Interest Rate Calculator
The Interest Rate Calculator offers precise calculations for loans with set terms and monthly installments. For instances where only monthly payments and total price are given, like in car dealership loans without clear interest rates, this tool proves invaluable. To evaluate investment interest, turn to the Interest Calculator, or tap into the Compound Interest Calculator to discern variances in interest rates.
Defining Interest Rate:
The interest rate is essentially the cost charged for borrowing money, represented as a percentage of the principal amount. In simple terms, if you borrow $100 at an 8% interest rate, by year-end, you'd owe $108. A lower interest rate is preferable for borrowers to reduce borrowing costs, while lenders aim for higher rates to amplify profits. Interest rates, though typically annual, can also be presented for other durations like monthly or daily.
Interest Rates in Daily Life:
Whether it's mortgages, credit card debts, business expansion loans, retirement fund growth, or early payment discounts by suppliers, interest rates play a pivotal role in many financial activities.
Simple Interest vs. Compound Interest:
Interest can be computed in two ways:
- Simple Interest: Only the principal amount is considered.
- Compound Interest: Both principal and accumulated interest are taken into account. Compound interest causes the amount to grow at a faster rate, especially with frequent compounding intervals.
Fixed vs. Adjustable Interest Rates:
While fixed rates remain constant throughout the loan's tenure, adjustable rates can change based on various influencing factors. Our Interest Rate Calculator displays results for fixed rates.
Many loans advertise their rates as Annual Percentage Rate (APR), which might include certain fees. This makes APR a more transparent metric than just the interest rate, especially when comparing offers. For banking, the equivalent term is Annual Percentage Yield (APY), reflecting earnings on deposits.
Factors Influencing Interest Rates
1. Economic Factors:
- Economic Policies & Inflation: Central banks, like the U.S. Federal Reserve, adjust interest rates to manage inflation. Typically, stable inflation rates are the target.
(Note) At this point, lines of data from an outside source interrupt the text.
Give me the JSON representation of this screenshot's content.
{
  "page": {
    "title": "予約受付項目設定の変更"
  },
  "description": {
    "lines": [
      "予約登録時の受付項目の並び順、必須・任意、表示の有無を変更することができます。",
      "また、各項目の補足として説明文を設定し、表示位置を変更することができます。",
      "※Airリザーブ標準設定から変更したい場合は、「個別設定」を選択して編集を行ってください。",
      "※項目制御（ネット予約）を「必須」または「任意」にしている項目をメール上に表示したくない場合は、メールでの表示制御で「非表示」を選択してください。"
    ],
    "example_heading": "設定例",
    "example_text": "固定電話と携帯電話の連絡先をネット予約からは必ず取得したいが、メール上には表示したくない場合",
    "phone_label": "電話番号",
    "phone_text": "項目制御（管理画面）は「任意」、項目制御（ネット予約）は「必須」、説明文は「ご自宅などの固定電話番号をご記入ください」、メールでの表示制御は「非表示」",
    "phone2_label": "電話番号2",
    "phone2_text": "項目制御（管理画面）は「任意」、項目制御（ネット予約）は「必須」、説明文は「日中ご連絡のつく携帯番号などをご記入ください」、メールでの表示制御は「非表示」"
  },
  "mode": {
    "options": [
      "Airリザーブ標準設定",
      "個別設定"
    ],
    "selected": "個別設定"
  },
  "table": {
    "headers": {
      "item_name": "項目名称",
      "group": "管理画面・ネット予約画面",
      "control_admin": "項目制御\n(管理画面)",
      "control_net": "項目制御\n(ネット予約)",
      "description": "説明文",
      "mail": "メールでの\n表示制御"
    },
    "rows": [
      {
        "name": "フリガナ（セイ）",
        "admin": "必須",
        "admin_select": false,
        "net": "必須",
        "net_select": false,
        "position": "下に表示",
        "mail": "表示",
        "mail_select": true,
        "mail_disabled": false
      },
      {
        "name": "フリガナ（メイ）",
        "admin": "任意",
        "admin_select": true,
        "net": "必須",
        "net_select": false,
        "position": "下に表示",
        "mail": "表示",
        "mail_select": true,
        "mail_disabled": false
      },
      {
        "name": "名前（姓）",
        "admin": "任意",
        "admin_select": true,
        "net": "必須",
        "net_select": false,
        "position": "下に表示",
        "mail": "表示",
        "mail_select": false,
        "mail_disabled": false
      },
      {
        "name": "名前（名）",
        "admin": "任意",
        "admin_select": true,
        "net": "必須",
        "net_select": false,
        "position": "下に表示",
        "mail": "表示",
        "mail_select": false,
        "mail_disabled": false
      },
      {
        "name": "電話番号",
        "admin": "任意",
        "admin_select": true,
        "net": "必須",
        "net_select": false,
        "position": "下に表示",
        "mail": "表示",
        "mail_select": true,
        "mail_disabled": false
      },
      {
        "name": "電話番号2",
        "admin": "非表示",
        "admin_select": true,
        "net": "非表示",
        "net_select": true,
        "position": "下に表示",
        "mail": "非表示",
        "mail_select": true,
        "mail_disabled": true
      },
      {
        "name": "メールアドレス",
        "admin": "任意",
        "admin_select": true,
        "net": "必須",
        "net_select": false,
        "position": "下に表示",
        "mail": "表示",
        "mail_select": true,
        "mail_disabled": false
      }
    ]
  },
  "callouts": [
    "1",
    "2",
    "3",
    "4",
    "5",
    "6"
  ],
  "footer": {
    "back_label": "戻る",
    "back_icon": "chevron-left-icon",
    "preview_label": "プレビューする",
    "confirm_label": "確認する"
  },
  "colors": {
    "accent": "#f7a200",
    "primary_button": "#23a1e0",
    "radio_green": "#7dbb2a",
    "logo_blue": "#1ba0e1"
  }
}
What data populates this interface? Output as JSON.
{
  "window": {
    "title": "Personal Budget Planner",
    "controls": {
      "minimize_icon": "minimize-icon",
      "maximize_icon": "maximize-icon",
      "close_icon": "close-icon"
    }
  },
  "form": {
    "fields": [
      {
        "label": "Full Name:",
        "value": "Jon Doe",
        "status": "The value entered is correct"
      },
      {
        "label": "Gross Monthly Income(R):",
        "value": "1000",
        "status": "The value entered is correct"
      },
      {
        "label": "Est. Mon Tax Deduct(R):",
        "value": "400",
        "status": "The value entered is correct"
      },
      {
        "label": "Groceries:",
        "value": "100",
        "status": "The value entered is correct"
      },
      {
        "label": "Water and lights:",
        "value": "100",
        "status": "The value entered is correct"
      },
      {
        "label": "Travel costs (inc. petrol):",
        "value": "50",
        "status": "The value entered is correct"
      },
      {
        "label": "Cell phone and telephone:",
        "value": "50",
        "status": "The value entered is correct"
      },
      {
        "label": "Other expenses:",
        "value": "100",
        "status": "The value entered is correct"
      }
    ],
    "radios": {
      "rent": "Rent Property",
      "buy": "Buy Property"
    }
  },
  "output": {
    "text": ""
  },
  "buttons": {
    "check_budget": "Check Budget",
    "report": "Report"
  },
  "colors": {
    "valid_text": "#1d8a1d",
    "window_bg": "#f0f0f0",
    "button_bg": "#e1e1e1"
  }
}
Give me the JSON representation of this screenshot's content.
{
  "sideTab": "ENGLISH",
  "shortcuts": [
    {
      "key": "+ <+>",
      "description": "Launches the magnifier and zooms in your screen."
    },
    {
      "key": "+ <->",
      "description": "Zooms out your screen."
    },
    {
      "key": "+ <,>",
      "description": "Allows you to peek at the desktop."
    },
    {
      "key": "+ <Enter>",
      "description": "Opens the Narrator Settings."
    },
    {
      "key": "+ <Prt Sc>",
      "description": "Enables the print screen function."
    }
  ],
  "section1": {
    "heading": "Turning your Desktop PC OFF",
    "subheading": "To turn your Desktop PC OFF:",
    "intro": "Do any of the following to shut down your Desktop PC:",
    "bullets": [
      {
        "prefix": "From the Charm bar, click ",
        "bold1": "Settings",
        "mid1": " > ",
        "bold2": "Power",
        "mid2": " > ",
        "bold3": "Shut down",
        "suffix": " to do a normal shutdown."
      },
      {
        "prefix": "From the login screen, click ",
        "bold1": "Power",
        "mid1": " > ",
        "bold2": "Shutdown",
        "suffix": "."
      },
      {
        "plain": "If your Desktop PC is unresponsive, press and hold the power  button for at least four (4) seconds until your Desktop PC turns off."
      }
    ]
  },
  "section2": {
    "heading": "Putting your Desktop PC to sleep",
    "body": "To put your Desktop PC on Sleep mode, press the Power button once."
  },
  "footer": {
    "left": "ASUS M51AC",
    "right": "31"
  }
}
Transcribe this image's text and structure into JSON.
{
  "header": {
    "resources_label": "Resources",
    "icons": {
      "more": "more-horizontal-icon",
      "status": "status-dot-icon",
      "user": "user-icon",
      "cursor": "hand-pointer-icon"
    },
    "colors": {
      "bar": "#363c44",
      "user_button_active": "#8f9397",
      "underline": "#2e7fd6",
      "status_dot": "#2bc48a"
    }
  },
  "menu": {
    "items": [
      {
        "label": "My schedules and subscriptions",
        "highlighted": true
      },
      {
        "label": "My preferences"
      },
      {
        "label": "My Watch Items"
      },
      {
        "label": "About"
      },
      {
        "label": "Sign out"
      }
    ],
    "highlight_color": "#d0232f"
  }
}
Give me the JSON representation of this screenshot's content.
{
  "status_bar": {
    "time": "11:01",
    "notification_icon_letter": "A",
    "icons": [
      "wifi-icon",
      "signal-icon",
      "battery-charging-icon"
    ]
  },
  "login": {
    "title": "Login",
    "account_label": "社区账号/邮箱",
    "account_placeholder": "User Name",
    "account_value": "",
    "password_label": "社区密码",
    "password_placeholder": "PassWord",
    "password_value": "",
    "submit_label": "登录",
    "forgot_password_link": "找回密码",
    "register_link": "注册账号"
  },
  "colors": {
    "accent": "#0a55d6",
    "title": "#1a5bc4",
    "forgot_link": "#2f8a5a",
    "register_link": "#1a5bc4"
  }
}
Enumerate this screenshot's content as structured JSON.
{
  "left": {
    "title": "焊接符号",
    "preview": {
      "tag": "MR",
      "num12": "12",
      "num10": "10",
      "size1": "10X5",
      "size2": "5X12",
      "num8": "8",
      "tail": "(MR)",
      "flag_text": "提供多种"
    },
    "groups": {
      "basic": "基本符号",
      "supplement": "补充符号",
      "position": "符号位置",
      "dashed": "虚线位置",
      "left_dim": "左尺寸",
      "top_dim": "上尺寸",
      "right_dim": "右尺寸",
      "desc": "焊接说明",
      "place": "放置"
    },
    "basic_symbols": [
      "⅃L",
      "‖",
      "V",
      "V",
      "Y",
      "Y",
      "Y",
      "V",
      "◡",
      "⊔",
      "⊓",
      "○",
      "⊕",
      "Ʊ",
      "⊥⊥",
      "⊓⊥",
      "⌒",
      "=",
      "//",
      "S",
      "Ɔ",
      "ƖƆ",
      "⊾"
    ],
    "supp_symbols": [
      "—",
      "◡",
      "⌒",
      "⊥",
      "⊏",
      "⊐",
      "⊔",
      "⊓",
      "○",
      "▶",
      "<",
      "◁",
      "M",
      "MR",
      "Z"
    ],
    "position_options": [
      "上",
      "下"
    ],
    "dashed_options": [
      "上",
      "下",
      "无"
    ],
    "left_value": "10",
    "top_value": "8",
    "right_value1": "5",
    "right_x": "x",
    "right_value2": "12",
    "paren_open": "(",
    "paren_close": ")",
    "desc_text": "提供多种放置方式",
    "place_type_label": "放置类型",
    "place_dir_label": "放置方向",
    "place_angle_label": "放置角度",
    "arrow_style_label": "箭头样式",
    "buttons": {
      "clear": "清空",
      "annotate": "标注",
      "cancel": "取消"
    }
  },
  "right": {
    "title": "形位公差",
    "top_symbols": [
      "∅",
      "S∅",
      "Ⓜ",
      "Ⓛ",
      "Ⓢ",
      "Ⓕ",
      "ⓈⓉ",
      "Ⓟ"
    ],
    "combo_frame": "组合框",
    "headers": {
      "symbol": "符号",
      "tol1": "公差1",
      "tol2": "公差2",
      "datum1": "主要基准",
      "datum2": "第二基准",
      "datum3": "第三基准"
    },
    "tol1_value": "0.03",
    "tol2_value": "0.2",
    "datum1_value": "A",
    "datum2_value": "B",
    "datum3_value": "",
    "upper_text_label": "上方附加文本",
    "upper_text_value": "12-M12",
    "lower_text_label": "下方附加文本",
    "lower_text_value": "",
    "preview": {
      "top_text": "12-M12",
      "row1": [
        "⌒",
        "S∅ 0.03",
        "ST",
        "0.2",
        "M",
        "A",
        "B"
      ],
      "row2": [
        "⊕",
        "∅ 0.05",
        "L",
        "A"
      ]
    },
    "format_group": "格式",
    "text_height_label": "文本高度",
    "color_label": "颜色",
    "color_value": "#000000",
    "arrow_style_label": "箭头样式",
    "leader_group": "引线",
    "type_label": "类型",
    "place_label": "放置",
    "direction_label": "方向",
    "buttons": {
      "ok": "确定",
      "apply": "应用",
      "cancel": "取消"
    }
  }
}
- Economic Activity: Lower interest rates can stimulate spending, boost the job market, and enhance economic growth. Conversely, higher rates can dampen consumer enthusiasm.
- Unemployment: A high unemployment rate suppresses consumer spending, and vice versa. Thus, interest rates are adjusted accordingly to stimulate or control economic activity.
- Supply and Demand: Like any market, credit availability is governed by supply and demand. Excess demand might push interest rates up, while reduced demand can lead to lowered rates.
2. Individual Factors:
- Credit Score: A higher credit score typically fetches a more favorable interest rate. This score, ranging from 300-850, reflects the creditworthiness of an individual.
- Loan Specifics: Secured loans usually have lower interest rates due to the collateral involved. Also, a larger down payment or shorter loan term can yield better rates.
- Borrowing Behavior: Regular loan applications can dent your credit score. Borrowers can, however, optimize borrowing during favorable economic times and by shopping around for the best rates.
Real Interest Rate:
Defined by the equation: real rate + inflation = nominal rate. Here, the "nominal rate" is what's commonly referred to as the "interest rate", inclusive of the prevailing inflation rate and the applied real rate.
For insights on inflation and its calculations, refer to our Inflation Calculator.
How to find interest rate calculator?
To find an interest rate calculator, search online for reputable financial websites or use finance-related website that offer this tool.